COVID-19 AND THE GREAT RESIGNATION SPUR AUTOMATION ADOPTION
With no end to COVID-19-related supply-chain and labor woes in sight, myriad industries — from semiconductor manufacture to fast food and retail — have increased adoption of factory and process automation. It’s a response first observed to lesser extents during the past decade’s SARS and Ebola outbreaks, and predominantly employed by larger companies with the means to institute new and ambitiously innovative systems in daily operations. We cover just a few of these new applications in this, our seventh annual Design World Motion Casebook.
One burgeoning application in manufacturing and processing facilities has been the use of robotics to execute tasks that otherwise require workers to eschew social distancing to do their work.
Just consider the case of the meatpacking industry, where workers must do their jobs in proximity closer than any other. Work associated with the slaughter and processing of chickens, cattle, sheep, and pigs is inherently grueling and grisly work that can inflict physical and psychological harm on abattoir employees, and leave animals exposed to unintended cruelties. But making this work even more treacherous last year was the way in which COVID-19 infections tore through meatpacking facilities — disproportionately affecting the most socioeconomically vulnerable personnel. No wonder the $200B U.S. meatpacking industry has increased testing and adoption of automation technologies such as that from Germany slaughter-equipment company BANSS, for example. Here, the main challenges to roboticized equipment are the unlimited variability of animal-carcass morphologies along with cold and flesh-spattered factory settings requiring regular washdown.
Automation is a suitable fit for this space, as many abattoir jobs are “dangerous, dirty, and dull” indeed. Here, new motion technologies could help improve the physical and psychological welfare of employees by allowing more manageable pacing of tasks as well as better spacing of employees to reduce the spread of illness.
The caveat is that only large-scale social programs can ensure such workers aren’t completely disenfranchised by such technology. In contrast with Western European countries that have well-established job-training and retention programs on national levels, such protections in the U.S. would necessitate the institution of new solutions to support less-skilled workers in their efforts to maintain employability. In contrast with Asian countries, adoption of robotics automation in the U.S. is still in its early days, so still accelerating — making the need for reskilling and vocational programs in the U.S. particularly urgent.

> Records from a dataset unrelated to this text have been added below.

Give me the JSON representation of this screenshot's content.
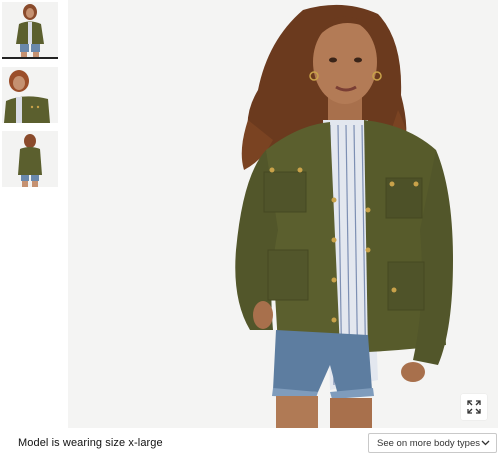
{
  "thumbnails": [
    {
      "label": "Front view",
      "active": true
    },
    {
      "label": "Close-up view",
      "active": false
    },
    {
      "label": "Back view",
      "active": false
    }
  ],
  "main_image": {
    "alt": "Model wearing olive field jacket with striped shirt and denim shorts"
  },
  "expand_icon": "expand-icon",
  "caption": "Model is wearing size x-large",
  "body_types_select": {
    "selected": "See on more body types",
    "icon": "chevron-down-icon"
  },
  "colors": {
    "jacket": "#5b5f2e",
    "background": "#f4f4f3",
    "denim": "#5d7da0",
    "hair": "#6b3a1e",
    "skin": "#b07a55"
  }
}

As underscored by the Great Resignation currently driving millions of mid-level employees in the U.S. to quit their jobs each month, humans need dignity and respect in work as well as reasonable (sustainable) workloads and employment terms. These basic needs demand earnest dialog with and support of those in less mobile positions who (sooner rather than later) will be affected by automation in their industries.
LISA EITEL • @DW_LISAEITEL
Filed Under: DIGITAL ISSUES